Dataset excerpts
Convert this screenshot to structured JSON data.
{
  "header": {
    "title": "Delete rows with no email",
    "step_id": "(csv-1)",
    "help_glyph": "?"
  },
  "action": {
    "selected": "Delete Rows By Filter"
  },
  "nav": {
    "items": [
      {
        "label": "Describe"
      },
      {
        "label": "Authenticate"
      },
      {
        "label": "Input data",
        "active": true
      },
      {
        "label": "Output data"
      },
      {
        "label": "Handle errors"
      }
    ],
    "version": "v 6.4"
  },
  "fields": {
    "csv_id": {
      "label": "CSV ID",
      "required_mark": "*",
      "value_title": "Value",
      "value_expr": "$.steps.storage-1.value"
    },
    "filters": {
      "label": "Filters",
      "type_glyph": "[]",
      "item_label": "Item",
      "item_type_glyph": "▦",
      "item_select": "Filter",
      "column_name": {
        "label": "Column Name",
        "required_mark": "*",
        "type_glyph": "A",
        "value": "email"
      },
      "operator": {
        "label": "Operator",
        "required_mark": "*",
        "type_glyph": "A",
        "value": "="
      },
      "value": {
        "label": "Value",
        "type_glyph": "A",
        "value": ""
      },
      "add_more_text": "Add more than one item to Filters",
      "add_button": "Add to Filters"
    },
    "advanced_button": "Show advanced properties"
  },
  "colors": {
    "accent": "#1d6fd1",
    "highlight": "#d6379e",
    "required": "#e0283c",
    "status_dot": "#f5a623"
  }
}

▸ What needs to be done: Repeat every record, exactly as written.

▸ The completed task:
Convert this screenshot to structured JSON data.
{
  "header": {
    "title": "Delete rows with no email",
    "step_id": "(csv-1)",
    "help_glyph": "?"
  },
  "action": {
    "selected": "Delete Rows By Filter"
  },
  "nav": {
    "items": [
      {
        "label": "Describe"
      },
      {
        "label": "Authenticate"
      },
      {
        "label": "Input data",
        "active": true
      },
      {
        "label": "Output data"
      },
      {
        "label": "Handle errors"
      }
    ],
    "version": "v 6.4"
  },
  "fields": {
    "csv_id": {
      "label": "CSV ID",
      "required_mark": "*",
      "value_title": "Value",
      "value_expr": "$.steps.storage-1.value"
    },
    "filters": {
      "label": "Filters",
      "type_glyph": "[]",
      "item_label": "Item",
      "item_type_glyph": "▦",
      "item_select": "Filter",
      "column_name": {
        "label": "Column Name",
        "required_mark": "*",
        "type_glyph": "A",
        "value": "email"
      },
      "operator": {
        "label": "Operator",
        "required_mark": "*",
        "type_glyph": "A",
        "value": "="
      },
      "value": {
        "label": "Value",
        "type_glyph": "A",
        "value": ""
      },
      "add_more_text": "Add more than one item to Filters",
      "add_button": "Add to Filters"
    },
    "advanced_button": "Show advanced properties"
  },
  "colors": {
    "accent": "#1d6fd1",
    "highlight": "#d6379e",
    "required": "#e0283c",
    "status_dot": "#f5a623"
  }
}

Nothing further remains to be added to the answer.